My tutor, Shuchen, arrives shortly with a big smile and warm welcome. Shuchen is as petite as petite can be, but really big on enthusiasm. I appreciate her pep and her obvious interest in why I’m going to Taiwan and helping me learn Mandarin. We focus on learning language that will help me get by in the short amount of time we have before I go on my trip and will later focus more on filling in the gaps. I’m happy with this arrangement and try my best to get the pronunciation down and remember what the heck I’m actually saying in Mandarin. What’s familiar about Mandarin is that it’s a tonal language. I studied Vietnamese for a while, which is another tonal language. This helps, and I’m able to hear and pronounce the f different tones (really five) pretty easily. Shuchen is very encouraging and tells me that being a musician also helps in hearing the inflection of each tone. Right on!
Recently, I got hooked on a Korean drama, “Boys Over Flowers” and watched the episodes online through Hulu. I looked up Taiwanese dramas thinking that it would be helpful in getting Mandarin “in my ear.” There is a Taiwanese version of “Boys Over Flowers” called “Meteor Garden.” It came out in 2001 and appears to have been very popular. Apparently, it stars some of Taiwan’s most popular young actors and actresses. The online streaming was really awful though, so I didn’t watch more than a few minutes of the first episode. Instead, I began watching another Taiwanese drama on Hulu called, “Single Princesses and Blind Dates.” It’s not nearly as good as “Boys Over Flowers” and I can’t say that I’m hooked, but it’s definitely good for listening and trying to learn Mandarin! I wish there was an easier way to learn another language and quickly.

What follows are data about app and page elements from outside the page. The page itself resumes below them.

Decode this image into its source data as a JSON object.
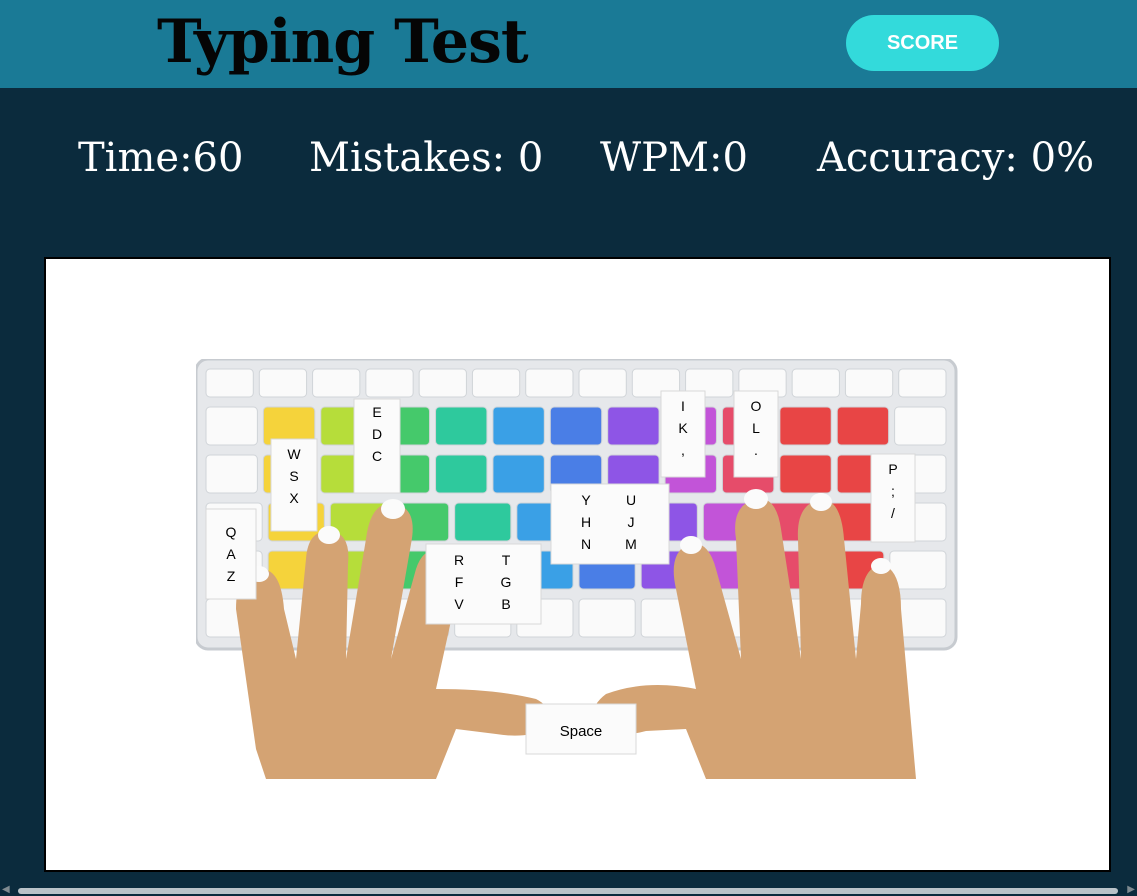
{
  "header": {
    "title": "Typing Test",
    "score_button": "SCORE",
    "background": "#1a7a96",
    "button_color": "#33dadb"
  },
  "stats": {
    "time": "Time:60",
    "mistakes": "Mistakes: 0",
    "wpm": "WPM:0",
    "accuracy": "Accuracy: 0%"
  },
  "illustration": {
    "space_label": "Space",
    "cards": {
      "qaz": [
        "Q",
        "A",
        "Z"
      ],
      "wsx": [
        "W",
        "S",
        "X"
      ],
      "edc": [
        "E",
        "D",
        "C"
      ],
      "rfv": [
        "R",
        "F",
        "V"
      ],
      "tgb": [
        "T",
        "G",
        "B"
      ],
      "yhn": [
        "Y",
        "H",
        "N"
      ],
      "ujm": [
        "U",
        "J",
        "M"
      ],
      "ik": [
        "I",
        "K",
        ","
      ],
      "ol": [
        "O",
        "L",
        "."
      ],
      "p": [
        "P",
        ";",
        "/"
      ]
    }
  },
  "colors": {
    "page_background": "#0b2b3d",
    "skin": "#d4a373"
  }
}
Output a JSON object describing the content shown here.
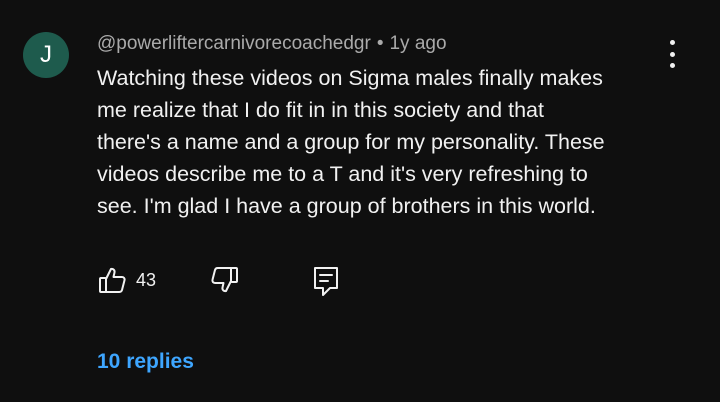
{
  "comment": {
    "avatar_letter": "J",
    "avatar_color": "#1e5b4d",
    "author": "@powerliftercarnivorecoachedgr",
    "separator": "•",
    "time": "1y ago",
    "text_lines": [
      "Watching these videos on Sigma males finally makes",
      "me realize that I do fit in in this society and that",
      "there's a name and a group for my personality. These",
      "videos describe me to a T and it's very refreshing to",
      "see. I'm glad I have a group of brothers in this world."
    ],
    "like_count": "43",
    "replies_label": "10 replies"
  },
  "icons": {
    "more": "more-vert-icon",
    "like": "thumbs-up-icon",
    "dislike": "thumbs-down-icon",
    "reply": "reply-comment-icon"
  },
  "colors": {
    "background": "#0f0f0f",
    "text": "#f1f1f1",
    "secondary_text": "#aaaaaa",
    "link": "#3ea6ff"
  }
}
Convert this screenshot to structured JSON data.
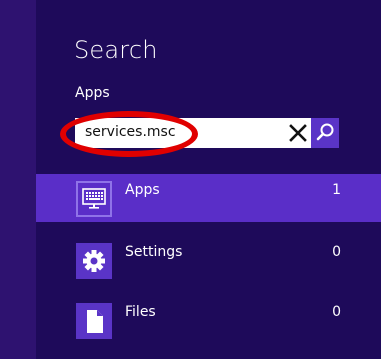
{
  "header": {
    "title": "Search",
    "scope": "Apps"
  },
  "search": {
    "value": "services.msc",
    "clear_icon": "close-icon",
    "search_icon": "magnifier-icon"
  },
  "results": [
    {
      "label": "Apps",
      "count": "1",
      "icon": "keyboard-display-icon",
      "selected": true
    },
    {
      "label": "Settings",
      "count": "0",
      "icon": "gear-icon",
      "selected": false
    },
    {
      "label": "Files",
      "count": "0",
      "icon": "document-icon",
      "selected": false
    }
  ],
  "colors": {
    "background": "#2a0f6b",
    "panel": "#1e0a5a",
    "accent": "#5a34c7",
    "selected": "#5a2ec8",
    "annotation": "#e00000"
  }
}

As it is, I’ll continue meeting with Shuchen. I’m glad that I found the right tutor and am really enjoying learning Mandarin, despite the difficulty.